The ladies were not spared this viral apparel infection too.
At my workplaces, even the managers and the managing directors wore denim jeans. Yes, everyone, with one notable exception – ie., this writer himself.
I have NEVER worn a pair of denim jeans in my entire life! “Don’t ask me why…how come I did not try…”
Perhaps, the thought of putting on some thick, canvas-like fabric, with a rugged weather-beaten appearance did not jive well with my personal grooming habits. More correctly, the thought never entered my mind.
My long-time dream of owning a German-made car came to fruition in 1998 – in the form of a 4-year old secondhand maroon-coloured VW Passat. Being in Singapore, I had paid S$76,000 for that SOB (“Son Of the Beetle”).
I loved the clean sleek design, and the feel of tight, precision Teutonic engineering. Driving it was sheer exhilaration. However, my joy was short-lived. Spare parts were extremely expensive.
Worse, after about 6 months, the auto gearbox malfunctioned – always jumping back from 4th to 2nd gear unexpectedly.
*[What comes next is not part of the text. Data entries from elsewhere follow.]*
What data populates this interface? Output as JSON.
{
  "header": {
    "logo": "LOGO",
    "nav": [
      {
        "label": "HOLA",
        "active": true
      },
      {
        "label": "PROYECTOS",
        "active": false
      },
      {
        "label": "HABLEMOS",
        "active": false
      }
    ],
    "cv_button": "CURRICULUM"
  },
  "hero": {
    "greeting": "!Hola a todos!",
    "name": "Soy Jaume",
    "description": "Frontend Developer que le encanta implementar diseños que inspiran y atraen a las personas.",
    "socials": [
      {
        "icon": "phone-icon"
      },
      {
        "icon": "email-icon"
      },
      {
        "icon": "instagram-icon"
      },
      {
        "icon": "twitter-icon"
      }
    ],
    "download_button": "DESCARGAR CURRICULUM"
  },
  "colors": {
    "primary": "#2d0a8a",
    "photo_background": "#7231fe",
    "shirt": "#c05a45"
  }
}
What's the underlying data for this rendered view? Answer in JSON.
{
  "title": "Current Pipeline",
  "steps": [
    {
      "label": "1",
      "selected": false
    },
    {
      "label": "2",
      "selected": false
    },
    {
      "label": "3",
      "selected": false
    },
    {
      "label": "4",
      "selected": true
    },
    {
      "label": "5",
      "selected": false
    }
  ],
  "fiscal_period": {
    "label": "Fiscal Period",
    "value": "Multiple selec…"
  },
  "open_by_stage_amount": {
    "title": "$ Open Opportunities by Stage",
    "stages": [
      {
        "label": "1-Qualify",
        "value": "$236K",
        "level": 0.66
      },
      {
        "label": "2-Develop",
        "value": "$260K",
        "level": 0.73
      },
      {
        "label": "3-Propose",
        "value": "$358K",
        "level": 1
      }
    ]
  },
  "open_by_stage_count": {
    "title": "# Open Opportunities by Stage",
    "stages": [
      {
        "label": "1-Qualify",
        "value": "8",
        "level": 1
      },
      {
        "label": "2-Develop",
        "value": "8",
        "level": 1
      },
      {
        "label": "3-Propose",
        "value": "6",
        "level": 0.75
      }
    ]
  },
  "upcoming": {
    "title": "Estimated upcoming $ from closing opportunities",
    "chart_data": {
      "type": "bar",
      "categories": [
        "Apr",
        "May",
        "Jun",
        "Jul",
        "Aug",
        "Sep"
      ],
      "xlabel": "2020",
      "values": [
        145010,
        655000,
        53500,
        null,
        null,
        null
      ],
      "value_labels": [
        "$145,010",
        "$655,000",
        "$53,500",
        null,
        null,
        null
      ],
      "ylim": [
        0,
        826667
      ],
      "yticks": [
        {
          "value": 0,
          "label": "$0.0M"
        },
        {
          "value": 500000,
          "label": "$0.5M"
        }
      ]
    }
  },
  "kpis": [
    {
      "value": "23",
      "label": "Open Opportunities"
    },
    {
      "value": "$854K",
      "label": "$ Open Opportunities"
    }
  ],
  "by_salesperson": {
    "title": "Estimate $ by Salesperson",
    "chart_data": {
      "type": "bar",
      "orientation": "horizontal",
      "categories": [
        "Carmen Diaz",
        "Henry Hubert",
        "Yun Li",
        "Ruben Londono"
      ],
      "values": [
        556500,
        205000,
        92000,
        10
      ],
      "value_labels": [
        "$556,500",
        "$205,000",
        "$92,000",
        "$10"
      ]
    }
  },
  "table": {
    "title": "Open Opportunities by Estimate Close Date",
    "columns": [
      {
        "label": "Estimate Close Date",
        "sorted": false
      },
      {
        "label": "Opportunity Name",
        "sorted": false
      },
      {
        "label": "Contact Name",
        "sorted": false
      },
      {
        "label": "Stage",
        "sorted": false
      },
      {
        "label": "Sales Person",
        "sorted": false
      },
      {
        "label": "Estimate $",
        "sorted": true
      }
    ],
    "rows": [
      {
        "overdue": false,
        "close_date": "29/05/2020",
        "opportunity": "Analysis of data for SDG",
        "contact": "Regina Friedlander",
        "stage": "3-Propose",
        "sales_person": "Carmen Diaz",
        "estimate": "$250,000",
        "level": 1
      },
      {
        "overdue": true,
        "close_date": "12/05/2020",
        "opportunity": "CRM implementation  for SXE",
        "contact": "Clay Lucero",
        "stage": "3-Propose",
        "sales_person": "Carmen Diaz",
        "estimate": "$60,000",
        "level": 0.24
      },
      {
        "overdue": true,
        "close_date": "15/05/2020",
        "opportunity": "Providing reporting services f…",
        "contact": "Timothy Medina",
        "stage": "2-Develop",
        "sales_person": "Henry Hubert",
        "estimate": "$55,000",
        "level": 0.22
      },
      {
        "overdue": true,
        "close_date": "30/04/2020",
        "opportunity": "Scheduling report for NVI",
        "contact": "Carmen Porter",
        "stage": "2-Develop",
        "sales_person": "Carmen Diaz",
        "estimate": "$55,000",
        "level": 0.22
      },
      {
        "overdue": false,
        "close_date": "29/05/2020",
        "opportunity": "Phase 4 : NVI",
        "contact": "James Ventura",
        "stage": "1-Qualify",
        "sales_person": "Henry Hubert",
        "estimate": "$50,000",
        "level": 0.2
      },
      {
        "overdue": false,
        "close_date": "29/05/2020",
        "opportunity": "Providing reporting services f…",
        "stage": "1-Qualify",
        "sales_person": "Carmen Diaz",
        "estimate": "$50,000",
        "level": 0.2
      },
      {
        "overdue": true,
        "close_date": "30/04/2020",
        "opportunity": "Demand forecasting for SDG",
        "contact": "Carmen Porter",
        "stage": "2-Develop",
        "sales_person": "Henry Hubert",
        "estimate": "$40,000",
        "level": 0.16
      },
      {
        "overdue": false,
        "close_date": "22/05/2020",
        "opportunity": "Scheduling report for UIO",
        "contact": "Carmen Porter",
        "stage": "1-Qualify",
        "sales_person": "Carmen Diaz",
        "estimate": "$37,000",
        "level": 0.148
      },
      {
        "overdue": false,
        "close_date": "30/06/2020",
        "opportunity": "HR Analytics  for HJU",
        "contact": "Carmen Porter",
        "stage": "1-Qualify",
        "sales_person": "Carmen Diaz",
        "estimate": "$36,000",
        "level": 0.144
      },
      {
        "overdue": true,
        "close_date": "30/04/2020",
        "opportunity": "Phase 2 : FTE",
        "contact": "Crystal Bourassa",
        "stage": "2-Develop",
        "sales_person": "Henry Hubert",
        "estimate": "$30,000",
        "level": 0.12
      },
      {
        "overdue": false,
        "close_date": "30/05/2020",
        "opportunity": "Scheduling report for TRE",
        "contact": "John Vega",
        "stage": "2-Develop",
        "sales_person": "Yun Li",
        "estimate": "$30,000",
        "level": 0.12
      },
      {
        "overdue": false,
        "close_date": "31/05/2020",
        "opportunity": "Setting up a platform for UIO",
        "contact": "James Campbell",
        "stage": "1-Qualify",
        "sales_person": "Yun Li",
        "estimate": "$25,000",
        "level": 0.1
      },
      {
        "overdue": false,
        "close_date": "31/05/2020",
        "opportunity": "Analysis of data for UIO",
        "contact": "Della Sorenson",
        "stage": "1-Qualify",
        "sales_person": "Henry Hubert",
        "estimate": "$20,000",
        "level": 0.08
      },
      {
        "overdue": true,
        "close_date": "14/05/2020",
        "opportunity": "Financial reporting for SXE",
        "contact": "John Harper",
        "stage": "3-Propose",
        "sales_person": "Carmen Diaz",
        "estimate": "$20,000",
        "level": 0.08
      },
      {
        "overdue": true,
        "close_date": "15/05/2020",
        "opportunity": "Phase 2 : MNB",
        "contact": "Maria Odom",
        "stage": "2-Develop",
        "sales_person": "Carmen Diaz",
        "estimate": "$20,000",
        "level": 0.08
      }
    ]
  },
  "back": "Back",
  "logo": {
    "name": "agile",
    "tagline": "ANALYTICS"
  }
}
The agent – Champion Motors – told me the fault could not be fixed, and I would need to fork out S$10,000 to buy a new gearbox!! So, I took the car to an outside mechanic who did a temporary fix – and then I sold it for S$60,000/= (the Asian currency crisis was in full swing then). Sob, sob.
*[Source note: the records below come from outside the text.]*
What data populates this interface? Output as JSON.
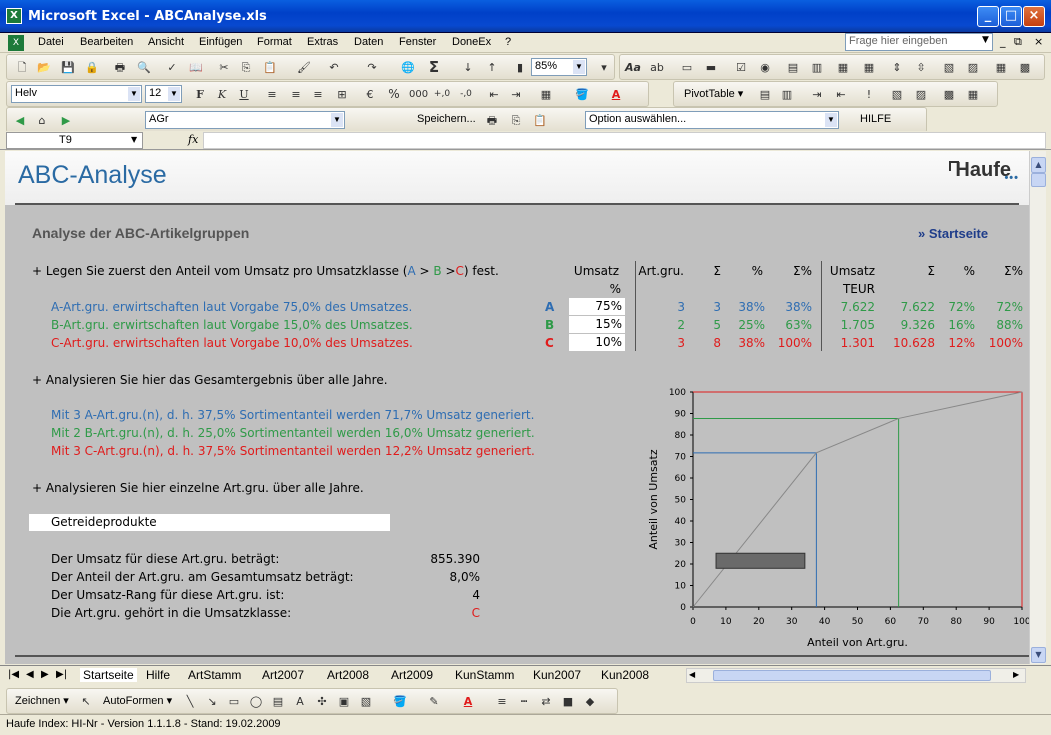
{
  "window": {
    "title": "Microsoft Excel - ABCAnalyse.xls"
  },
  "menu": {
    "items": [
      "Datei",
      "Bearbeiten",
      "Ansicht",
      "Einfügen",
      "Format",
      "Extras",
      "Daten",
      "Fenster",
      "DoneEx",
      "?"
    ],
    "help_placeholder": "Frage hier eingeben"
  },
  "toolbar": {
    "zoom": "85%",
    "font": "Helv",
    "size": "12",
    "pivot": "PivotTable ▾"
  },
  "toolbar3": {
    "combo": "AGr",
    "save": "Speichern...",
    "option": "Option auswählen...",
    "help": "HILFE"
  },
  "formula": {
    "cell": "T9",
    "fx": "fx"
  },
  "page": {
    "title": "ABC-Analyse",
    "logo": "Haufe",
    "subtitle": "Analyse der ABC-Artikelgruppen",
    "start_link": "» Startseite"
  },
  "section1": {
    "instruction_pre": "+ Legen Sie zuerst den Anteil vom Umsatz pro Umsatzklasse (",
    "inst_a": "A",
    " ": " ",
    "gt1": " > ",
    "inst_b": "B",
    "gt2": " >",
    "inst_c": "C",
    "instruction_post": ") fest.",
    "headers": {
      "umsatz": "Umsatz",
      "pct": "%",
      "artgru": "Art.gru.",
      "sigma": "Σ",
      "pct2": "%",
      "sigmapct": "Σ%",
      "umsatz2": "Umsatz",
      "teur": "TEUR",
      "sigma2": "Σ",
      "pct3": "%",
      "sigmapct2": "Σ%"
    },
    "rows": [
      {
        "label": "A-Art.gru. erwirtschaften laut Vorgabe 75,0% des Umsatzes.",
        "cls": "A",
        "input": "75%",
        "artgru": "3",
        "sum": "3",
        "pct": "38%",
        "sumpct": "38%",
        "umsatz": "7.622",
        "sumu": "7.622",
        "pctu": "72%",
        "sumpctu": "72%"
      },
      {
        "label": "B-Art.gru. erwirtschaften laut Vorgabe 15,0% des Umsatzes.",
        "cls": "B",
        "input": "15%",
        "artgru": "2",
        "sum": "5",
        "pct": "25%",
        "sumpct": "63%",
        "umsatz": "1.705",
        "sumu": "9.326",
        "pctu": "16%",
        "sumpctu": "88%"
      },
      {
        "label": "C-Art.gru. erwirtschaften laut Vorgabe 10,0% des Umsatzes.",
        "cls": "C",
        "input": "10%",
        "artgru": "3",
        "sum": "8",
        "pct": "38%",
        "sumpct": "100%",
        "umsatz": "1.301",
        "sumu": "10.628",
        "pctu": "12%",
        "sumpctu": "100%"
      }
    ]
  },
  "section2": {
    "heading": "+ Analysieren Sie hier das Gesamtergebnis über alle Jahre.",
    "line_a": "Mit 3 A-Art.gru.(n), d. h. 37,5% Sortimentanteil werden 71,7% Umsatz generiert.",
    "line_b": "Mit 2 B-Art.gru.(n), d. h. 25,0% Sortimentanteil werden 16,0% Umsatz generiert.",
    "line_c": "Mit 3 C-Art.gru.(n), d. h. 37,5% Sortimentanteil werden 12,2% Umsatz generiert."
  },
  "section3": {
    "heading": "+ Analysieren Sie hier einzelne Art.gru. über alle Jahre.",
    "group": "Getreideprodukte",
    "rows": [
      {
        "label": "Der Umsatz für diese Art.gru. beträgt:",
        "value": "855.390"
      },
      {
        "label": "Der Anteil der Art.gru. am Gesamtumsatz beträgt:",
        "value": "8,0%"
      },
      {
        "label": "Der Umsatz-Rang für diese Art.gru. ist:",
        "value": "4"
      },
      {
        "label": "Die Art.gru. gehört in die Umsatzklasse:",
        "value": "C"
      }
    ]
  },
  "chart_data": {
    "type": "line",
    "xlabel": "Anteil von Art.gru.",
    "ylabel": "Anteil von Umsatz",
    "xlim": [
      0,
      100
    ],
    "ylim": [
      0,
      100
    ],
    "xticks": [
      "0",
      "10",
      "20",
      "30",
      "40",
      "50",
      "60",
      "70",
      "80",
      "90",
      "100"
    ],
    "yticks": [
      "0",
      "10",
      "20",
      "30",
      "40",
      "50",
      "60",
      "70",
      "80",
      "90",
      "100"
    ],
    "series": [
      {
        "x": [
          0,
          37.5,
          62.5,
          100
        ],
        "y": [
          0,
          71.7,
          87.7,
          100
        ]
      }
    ],
    "guides": [
      {
        "x": 37.5,
        "y": 71.7,
        "color": "#2e6db2"
      },
      {
        "x": 62.5,
        "y": 87.7,
        "color": "#2f9a48"
      },
      {
        "x": 100,
        "y": 100,
        "color": "#e01b1b"
      }
    ],
    "highlight": {
      "x0": 7,
      "x1": 34,
      "y0": 18,
      "y1": 25
    }
  },
  "tabs": [
    "Startseite",
    "Hilfe",
    "ArtStamm",
    "Art2007",
    "Art2008",
    "Art2009",
    "KunStamm",
    "Kun2007",
    "Kun2008"
  ],
  "drawbar": {
    "draw": "Zeichnen ▾",
    "autoshapes": "AutoFormen ▾"
  },
  "status": {
    "text": "Haufe Index: HI-Nr - Version 1.1.1.8 - Stand: 19.02.2009"
  }
}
Lately, I came across one nostalgic “primeval-looking” gadget at a barber’s shop – I believe the proper name is “Wave Clip”.
I remember hairdressers of old-time perm parlours used these to clip on bunches of hair on their customers’ heads, as part of the process to create wavy forms. Oh yes, my late Mum also had half-a-dozen of these in a drawer of her dressing table.
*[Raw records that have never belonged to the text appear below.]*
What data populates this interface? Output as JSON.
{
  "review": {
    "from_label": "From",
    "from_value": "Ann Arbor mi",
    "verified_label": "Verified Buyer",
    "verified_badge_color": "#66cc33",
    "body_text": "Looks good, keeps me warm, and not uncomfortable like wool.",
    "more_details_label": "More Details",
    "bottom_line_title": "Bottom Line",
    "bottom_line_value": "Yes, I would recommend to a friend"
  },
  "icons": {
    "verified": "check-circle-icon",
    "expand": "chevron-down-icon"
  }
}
It seems that these awesome (and fearsome-looking) grippers have fallen out of fashion these days, and no modern lady wants to be even seen in possession of the GrabHair thingy.
By the way, when I was much younger, my barber too used such a clip to grab a chunk of my hair at the sides of my head, so that he could do a clean trim. Maybe that was due to my “back-comb” style.
In the rough-and-tumble kampong environment of our childhood days, falling down and getting lacerations on our knees, elbows and other parts of the body was part of life at play.
Back then, usually no one sought professional medical aid for these minor injuries. At most, an antiseptic wash with a solution of Dettol was used, followed by a few dabs of a Blue Lotion. (cannot remember now what its proper name was).
There was a van from the local hospital which visited our kampong once a week, and it liberally dispensed this Blue Lotion for treatment of all kinds of wounds.
However, this Blue Lotion did not seem to work for me. Instead, my wounded knee worsened, after applying the medicine. And I had to be taken to see a doctor, who applied a different kind of medicine – in an ointment form.
I was never a sportsman, not even the armchair variety. But I loved martial arts movies, in those younger days of testosterone rage.
Apart from Bruce Lee, I was also a fan of Chuck Norris (7 times US karate champion). Thus inspired by the latter’s movie – Good Guys Wear Black – I decided to join my factory’s Karate Club. Of course, the karategi was all white. And, as a newbie, I had to wear a white belt as well (but dreamt of the ultimate black belt).
There were the punches, the kicks, the blocks and, not forgetting the classical chop-chop. But I was a poor learner, almost causing my instructor to vomit blood (though I did not hit him).
One day, during a mock sparring session, I kept hitting my “opponent” below the belt, and my membership had to be chopped off.